WHAT THE EXERCISE ASKS » The records that follow are to be reproduced verbatim.

EXTRACTED RECORDS »

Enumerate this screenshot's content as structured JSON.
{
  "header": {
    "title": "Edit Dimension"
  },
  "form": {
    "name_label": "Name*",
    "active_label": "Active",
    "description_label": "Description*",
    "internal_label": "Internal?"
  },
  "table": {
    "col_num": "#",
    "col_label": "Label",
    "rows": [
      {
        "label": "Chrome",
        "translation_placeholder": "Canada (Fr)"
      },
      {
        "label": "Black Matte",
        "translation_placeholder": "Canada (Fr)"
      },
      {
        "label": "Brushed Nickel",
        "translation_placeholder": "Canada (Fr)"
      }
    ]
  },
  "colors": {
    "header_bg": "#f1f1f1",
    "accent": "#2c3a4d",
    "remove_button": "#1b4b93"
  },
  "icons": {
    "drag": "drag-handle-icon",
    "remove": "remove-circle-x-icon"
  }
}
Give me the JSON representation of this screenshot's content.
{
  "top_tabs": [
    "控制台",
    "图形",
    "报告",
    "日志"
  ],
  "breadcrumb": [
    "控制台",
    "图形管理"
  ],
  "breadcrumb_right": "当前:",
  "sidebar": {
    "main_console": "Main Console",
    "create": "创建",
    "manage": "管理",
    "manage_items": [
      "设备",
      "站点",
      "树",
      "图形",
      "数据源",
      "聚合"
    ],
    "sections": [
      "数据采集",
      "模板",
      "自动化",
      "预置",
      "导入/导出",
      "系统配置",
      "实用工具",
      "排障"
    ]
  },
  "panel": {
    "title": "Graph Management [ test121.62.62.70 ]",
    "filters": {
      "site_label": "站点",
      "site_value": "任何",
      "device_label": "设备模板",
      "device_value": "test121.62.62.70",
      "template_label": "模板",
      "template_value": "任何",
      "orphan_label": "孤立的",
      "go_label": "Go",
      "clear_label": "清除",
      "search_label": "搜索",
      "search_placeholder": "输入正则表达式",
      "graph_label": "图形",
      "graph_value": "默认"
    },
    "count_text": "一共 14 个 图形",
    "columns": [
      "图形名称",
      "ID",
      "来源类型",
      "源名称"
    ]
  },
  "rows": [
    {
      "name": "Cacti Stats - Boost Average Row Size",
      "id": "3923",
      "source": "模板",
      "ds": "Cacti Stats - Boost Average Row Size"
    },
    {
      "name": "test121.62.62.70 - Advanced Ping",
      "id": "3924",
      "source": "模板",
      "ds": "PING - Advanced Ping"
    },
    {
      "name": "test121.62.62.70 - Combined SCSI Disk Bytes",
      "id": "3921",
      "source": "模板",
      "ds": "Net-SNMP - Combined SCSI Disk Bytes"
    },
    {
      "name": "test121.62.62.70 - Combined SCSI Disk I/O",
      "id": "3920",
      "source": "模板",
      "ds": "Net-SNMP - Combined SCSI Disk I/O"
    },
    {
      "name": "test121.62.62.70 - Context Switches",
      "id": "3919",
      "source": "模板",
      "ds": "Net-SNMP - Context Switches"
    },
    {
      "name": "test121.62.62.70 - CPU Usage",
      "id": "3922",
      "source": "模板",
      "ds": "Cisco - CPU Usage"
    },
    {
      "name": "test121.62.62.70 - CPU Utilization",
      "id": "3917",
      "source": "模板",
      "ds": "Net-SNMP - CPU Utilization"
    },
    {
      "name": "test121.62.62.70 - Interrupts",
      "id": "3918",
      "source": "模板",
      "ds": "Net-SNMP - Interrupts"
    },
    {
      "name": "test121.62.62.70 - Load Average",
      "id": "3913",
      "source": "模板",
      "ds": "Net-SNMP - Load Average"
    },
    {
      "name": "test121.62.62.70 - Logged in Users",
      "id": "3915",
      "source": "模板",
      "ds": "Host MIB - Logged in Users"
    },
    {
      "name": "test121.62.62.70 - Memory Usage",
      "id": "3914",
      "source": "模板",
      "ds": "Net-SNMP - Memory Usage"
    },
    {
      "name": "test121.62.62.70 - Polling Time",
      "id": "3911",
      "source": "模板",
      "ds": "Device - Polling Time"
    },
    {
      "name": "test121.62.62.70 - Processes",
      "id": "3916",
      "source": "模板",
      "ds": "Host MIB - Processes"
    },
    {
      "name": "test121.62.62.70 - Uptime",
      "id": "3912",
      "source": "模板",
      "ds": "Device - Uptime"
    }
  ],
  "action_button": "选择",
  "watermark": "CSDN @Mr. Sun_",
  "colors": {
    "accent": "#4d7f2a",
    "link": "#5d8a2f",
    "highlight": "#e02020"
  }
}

EXERCISE ANSWER »
Enumerate this screenshot's content as structured JSON.
{
  "header": {
    "title": "Edit Dimension"
  },
  "form": {
    "name_label": "Name*",
    "active_label": "Active",
    "description_label": "Description*",
    "internal_label": "Internal?"
  },
  "table": {
    "col_num": "#",
    "col_label": "Label",
    "rows": [
      {
        "label": "Chrome",
        "translation_placeholder": "Canada (Fr)"
      },
      {
        "label": "Black Matte",
        "translation_placeholder": "Canada (Fr)"
      },
      {
        "label": "Brushed Nickel",
        "translation_placeholder": "Canada (Fr)"
      }
    ]
  },
  "colors": {
    "header_bg": "#f1f1f1",
    "accent": "#2c3a4d",
    "remove_button": "#1b4b93"
  },
  "icons": {
    "drag": "drag-handle-icon",
    "remove": "remove-circle-x-icon"
  }
}
Give me the JSON representation of this screenshot's content.
{
  "top_tabs": [
    "控制台",
    "图形",
    "报告",
    "日志"
  ],
  "breadcrumb": [
    "控制台",
    "图形管理"
  ],
  "breadcrumb_right": "当前:",
  "sidebar": {
    "main_console": "Main Console",
    "create": "创建",
    "manage": "管理",
    "manage_items": [
      "设备",
      "站点",
      "树",
      "图形",
      "数据源",
      "聚合"
    ],
    "sections": [
      "数据采集",
      "模板",
      "自动化",
      "预置",
      "导入/导出",
      "系统配置",
      "实用工具",
      "排障"
    ]
  },
  "panel": {
    "title": "Graph Management [ test121.62.62.70 ]",
    "filters": {
      "site_label": "站点",
      "site_value": "任何",
      "device_label": "设备模板",
      "device_value": "test121.62.62.70",
      "template_label": "模板",
      "template_value": "任何",
      "orphan_label": "孤立的",
      "go_label": "Go",
      "clear_label": "清除",
      "search_label": "搜索",
      "search_placeholder": "输入正则表达式",
      "graph_label": "图形",
      "graph_value": "默认"
    },
    "count_text": "一共 14 个 图形",
    "columns": [
      "图形名称",
      "ID",
      "来源类型",
      "源名称"
    ]
  },
  "rows": [
    {
      "name": "Cacti Stats - Boost Average Row Size",
      "id": "3923",
      "source": "模板",
      "ds": "Cacti Stats - Boost Average Row Size"
    },
    {
      "name": "test121.62.62.70 - Advanced Ping",
      "id": "3924",
      "source": "模板",
      "ds": "PING - Advanced Ping"
    },
    {
      "name": "test121.62.62.70 - Combined SCSI Disk Bytes",
      "id": "3921",
      "source": "模板",
      "ds": "Net-SNMP - Combined SCSI Disk Bytes"
    },
    {
      "name": "test121.62.62.70 - Combined SCSI Disk I/O",
      "id": "3920",
      "source": "模板",
      "ds": "Net-SNMP - Combined SCSI Disk I/O"
    },
    {
      "name": "test121.62.62.70 - Context Switches",
      "id": "3919",
      "source": "模板",
      "ds": "Net-SNMP - Context Switches"
    },
    {
      "name": "test121.62.62.70 - CPU Usage",
      "id": "3922",
      "source": "模板",
      "ds": "Cisco - CPU Usage"
    },
    {
      "name": "test121.62.62.70 - CPU Utilization",
      "id": "3917",
      "source": "模板",
      "ds": "Net-SNMP - CPU Utilization"
    },
    {
      "name": "test121.62.62.70 - Interrupts",
      "id": "3918",
      "source": "模板",
      "ds": "Net-SNMP - Interrupts"
    },
    {
      "name": "test121.62.62.70 - Load Average",
      "id": "3913",
      "source": "模板",
      "ds": "Net-SNMP - Load Average"
    },
    {
      "name": "test121.62.62.70 - Logged in Users",
      "id": "3915",
      "source": "模板",
      "ds": "Host MIB - Logged in Users"
    },
    {
      "name": "test121.62.62.70 - Memory Usage",
      "id": "3914",
      "source": "模板",
      "ds": "Net-SNMP - Memory Usage"
    },
    {
      "name": "test121.62.62.70 - Polling Time",
      "id": "3911",
      "source": "模板",
      "ds": "Device - Polling Time"
    },
    {
      "name": "test121.62.62.70 - Processes",
      "id": "3916",
      "source": "模板",
      "ds": "Host MIB - Processes"
    },
    {
      "name": "test121.62.62.70 - Uptime",
      "id": "3912",
      "source": "模板",
      "ds": "Device - Uptime"
    }
  ],
  "action_button": "选择",
  "watermark": "CSDN @Mr. Sun_",
  "colors": {
    "accent": "#4d7f2a",
    "link": "#5d8a2f",
    "highlight": "#e02020"
  }
}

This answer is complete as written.